= Work to be completed =
In the records, find each line where "shortcut" occurs, and copy it.

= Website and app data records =
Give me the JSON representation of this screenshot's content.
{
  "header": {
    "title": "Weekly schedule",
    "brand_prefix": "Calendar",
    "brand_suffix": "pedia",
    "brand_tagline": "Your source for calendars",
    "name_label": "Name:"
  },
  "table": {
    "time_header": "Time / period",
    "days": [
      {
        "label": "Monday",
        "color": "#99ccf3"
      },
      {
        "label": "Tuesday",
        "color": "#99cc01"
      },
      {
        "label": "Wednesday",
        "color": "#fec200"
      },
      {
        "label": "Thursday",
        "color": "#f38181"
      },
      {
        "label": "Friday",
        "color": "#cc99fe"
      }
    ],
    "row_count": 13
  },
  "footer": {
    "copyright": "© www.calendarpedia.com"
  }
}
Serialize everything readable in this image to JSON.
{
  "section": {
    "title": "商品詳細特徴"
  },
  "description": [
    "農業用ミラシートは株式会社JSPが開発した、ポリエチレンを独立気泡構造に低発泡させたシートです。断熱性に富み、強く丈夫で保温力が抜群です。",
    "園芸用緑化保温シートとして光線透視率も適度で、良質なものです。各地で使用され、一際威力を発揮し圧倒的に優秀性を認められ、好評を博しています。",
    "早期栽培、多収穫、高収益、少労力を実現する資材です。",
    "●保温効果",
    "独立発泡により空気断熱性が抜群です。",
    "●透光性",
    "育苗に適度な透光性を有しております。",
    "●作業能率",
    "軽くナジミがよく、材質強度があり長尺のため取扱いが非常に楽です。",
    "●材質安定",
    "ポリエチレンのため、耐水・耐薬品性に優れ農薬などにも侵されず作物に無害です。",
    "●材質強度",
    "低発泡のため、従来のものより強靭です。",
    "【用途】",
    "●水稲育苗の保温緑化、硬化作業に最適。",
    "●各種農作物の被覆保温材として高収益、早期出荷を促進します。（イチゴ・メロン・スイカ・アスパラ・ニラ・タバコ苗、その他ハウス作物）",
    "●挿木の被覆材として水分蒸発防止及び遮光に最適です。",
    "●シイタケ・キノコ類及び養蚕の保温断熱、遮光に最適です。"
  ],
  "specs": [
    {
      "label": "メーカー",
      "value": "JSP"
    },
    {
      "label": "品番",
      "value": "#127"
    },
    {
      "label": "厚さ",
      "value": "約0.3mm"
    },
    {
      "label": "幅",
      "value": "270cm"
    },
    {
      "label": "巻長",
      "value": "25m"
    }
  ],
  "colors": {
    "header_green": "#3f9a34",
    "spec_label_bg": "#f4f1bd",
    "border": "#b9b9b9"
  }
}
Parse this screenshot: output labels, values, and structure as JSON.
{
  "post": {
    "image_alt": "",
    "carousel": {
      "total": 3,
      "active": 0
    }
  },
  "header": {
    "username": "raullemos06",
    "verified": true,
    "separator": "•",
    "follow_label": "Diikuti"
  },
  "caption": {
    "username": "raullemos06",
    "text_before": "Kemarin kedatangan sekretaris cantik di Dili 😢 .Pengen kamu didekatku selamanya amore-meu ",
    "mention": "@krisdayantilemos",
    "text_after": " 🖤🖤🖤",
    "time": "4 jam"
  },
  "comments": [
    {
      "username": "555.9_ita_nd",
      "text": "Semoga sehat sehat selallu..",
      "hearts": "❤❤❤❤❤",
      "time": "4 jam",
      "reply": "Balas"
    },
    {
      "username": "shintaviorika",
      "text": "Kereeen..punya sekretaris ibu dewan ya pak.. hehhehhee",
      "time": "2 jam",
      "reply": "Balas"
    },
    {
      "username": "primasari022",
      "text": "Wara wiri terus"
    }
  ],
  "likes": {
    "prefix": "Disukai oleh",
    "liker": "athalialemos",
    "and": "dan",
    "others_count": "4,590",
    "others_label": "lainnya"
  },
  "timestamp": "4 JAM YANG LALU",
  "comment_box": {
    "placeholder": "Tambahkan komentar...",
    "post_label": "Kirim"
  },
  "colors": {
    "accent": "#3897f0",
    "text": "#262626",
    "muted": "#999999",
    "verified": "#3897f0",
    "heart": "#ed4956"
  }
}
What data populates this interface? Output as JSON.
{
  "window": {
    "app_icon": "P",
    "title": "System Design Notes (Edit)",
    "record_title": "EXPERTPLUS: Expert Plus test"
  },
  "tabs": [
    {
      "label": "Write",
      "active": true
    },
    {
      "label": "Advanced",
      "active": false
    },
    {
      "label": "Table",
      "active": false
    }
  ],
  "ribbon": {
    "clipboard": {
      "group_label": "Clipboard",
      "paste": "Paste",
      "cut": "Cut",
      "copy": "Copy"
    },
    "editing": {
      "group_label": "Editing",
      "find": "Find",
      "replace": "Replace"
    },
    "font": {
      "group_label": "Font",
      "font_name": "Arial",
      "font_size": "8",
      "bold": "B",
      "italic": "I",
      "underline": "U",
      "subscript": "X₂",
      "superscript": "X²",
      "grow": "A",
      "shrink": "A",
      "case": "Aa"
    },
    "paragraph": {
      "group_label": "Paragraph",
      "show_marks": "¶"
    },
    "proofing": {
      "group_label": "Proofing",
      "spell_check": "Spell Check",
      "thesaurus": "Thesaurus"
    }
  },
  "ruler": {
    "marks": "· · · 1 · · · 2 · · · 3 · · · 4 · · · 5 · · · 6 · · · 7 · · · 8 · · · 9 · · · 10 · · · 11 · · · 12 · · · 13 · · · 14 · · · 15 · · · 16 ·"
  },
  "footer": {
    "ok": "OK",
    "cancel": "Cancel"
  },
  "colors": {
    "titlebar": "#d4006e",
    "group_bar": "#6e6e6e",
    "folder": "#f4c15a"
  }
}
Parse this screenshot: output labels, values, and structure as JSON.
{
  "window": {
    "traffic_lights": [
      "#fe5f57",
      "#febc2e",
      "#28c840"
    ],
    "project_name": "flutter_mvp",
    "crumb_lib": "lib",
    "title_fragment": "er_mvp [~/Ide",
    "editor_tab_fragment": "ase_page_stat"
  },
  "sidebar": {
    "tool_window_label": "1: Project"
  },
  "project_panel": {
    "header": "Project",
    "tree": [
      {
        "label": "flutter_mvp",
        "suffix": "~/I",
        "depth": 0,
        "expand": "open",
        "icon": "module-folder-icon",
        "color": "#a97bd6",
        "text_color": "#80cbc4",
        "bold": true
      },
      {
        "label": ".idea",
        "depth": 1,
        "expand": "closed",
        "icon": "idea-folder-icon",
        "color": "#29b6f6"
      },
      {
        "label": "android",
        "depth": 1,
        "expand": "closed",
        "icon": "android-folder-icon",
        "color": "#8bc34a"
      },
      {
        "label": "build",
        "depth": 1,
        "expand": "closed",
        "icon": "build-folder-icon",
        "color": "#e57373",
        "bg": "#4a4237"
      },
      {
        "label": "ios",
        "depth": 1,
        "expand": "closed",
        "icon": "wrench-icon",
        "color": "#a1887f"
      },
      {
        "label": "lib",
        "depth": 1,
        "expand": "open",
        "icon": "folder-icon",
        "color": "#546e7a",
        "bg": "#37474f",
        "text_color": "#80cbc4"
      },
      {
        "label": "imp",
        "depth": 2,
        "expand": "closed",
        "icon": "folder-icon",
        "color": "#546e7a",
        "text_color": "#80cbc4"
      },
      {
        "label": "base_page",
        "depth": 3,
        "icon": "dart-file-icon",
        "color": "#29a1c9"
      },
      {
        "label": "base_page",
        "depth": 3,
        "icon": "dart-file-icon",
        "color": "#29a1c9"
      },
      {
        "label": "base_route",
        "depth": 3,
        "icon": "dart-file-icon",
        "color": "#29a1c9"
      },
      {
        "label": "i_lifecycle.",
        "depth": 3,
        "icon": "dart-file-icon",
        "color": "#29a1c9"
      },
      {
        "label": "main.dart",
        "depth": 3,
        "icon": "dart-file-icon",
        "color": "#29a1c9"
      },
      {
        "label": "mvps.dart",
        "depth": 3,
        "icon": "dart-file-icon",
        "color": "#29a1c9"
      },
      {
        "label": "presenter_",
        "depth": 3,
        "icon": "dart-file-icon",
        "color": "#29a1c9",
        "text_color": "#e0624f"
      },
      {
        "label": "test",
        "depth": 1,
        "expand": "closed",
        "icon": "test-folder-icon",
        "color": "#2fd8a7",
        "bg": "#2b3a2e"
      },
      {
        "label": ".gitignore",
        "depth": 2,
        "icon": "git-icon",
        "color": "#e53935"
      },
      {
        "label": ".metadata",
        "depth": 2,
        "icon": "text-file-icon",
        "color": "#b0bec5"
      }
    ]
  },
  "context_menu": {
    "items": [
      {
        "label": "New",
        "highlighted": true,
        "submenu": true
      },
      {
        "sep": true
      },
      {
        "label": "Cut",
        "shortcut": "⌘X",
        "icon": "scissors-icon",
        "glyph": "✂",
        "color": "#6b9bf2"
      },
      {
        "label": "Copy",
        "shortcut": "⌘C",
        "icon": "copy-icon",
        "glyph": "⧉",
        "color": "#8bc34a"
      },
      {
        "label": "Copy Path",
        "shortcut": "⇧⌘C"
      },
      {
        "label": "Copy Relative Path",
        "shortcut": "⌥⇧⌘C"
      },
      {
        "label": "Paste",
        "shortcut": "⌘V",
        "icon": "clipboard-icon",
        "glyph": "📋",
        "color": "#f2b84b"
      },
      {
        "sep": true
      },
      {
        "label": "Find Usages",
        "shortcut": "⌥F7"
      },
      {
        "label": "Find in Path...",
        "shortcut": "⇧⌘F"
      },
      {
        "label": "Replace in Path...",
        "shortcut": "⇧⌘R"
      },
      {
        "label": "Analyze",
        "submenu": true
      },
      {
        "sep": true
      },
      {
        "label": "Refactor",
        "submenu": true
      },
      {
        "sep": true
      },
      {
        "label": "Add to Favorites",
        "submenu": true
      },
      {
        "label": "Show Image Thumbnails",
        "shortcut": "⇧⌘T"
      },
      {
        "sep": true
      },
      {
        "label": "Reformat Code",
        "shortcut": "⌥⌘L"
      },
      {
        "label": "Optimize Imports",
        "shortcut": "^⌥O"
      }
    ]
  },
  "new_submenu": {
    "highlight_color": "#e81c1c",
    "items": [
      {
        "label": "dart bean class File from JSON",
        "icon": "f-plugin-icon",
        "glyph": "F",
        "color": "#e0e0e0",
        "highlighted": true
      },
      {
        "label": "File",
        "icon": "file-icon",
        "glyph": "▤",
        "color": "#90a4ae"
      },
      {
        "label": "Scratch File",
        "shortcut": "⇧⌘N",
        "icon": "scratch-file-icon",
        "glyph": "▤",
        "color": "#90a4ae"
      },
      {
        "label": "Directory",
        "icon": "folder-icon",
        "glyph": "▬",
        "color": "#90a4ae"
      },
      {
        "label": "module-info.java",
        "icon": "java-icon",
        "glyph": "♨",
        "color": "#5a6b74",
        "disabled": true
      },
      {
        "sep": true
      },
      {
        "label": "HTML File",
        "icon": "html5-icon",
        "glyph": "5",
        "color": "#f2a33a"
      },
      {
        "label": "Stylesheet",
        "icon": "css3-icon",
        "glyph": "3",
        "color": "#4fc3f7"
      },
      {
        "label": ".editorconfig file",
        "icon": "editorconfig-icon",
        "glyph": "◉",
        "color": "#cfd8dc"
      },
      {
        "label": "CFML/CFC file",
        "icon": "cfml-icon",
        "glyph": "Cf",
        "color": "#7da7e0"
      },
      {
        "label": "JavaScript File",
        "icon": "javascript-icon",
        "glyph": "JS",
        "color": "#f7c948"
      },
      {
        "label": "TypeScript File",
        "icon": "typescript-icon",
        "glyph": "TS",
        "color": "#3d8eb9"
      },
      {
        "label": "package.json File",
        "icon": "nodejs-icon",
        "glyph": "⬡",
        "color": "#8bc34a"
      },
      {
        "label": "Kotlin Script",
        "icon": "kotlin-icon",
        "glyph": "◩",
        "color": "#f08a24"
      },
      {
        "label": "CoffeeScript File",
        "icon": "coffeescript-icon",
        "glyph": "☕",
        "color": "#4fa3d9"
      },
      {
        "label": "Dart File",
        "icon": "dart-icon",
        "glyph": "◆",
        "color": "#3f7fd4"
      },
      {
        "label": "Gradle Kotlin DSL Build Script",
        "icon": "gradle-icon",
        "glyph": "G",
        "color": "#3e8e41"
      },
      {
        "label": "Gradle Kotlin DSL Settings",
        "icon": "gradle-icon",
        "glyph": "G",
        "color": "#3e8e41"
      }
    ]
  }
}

= Exercise result =
        "shortcut": "⌘X",
        "shortcut": "⌘C",
        "shortcut": "⇧⌘C"
        "shortcut": "⌥⇧⌘C"
        "shortcut": "⌘V",
        "shortcut": "⌥F7"
        "shortcut": "⇧⌘F"
        "shortcut": "⇧⌘R"
        "shortcut": "⇧⌘T"
        "shortcut": "⌥⌘L"
        "shortcut": "^⌥O"
        "shortcut": "⇧⌘N",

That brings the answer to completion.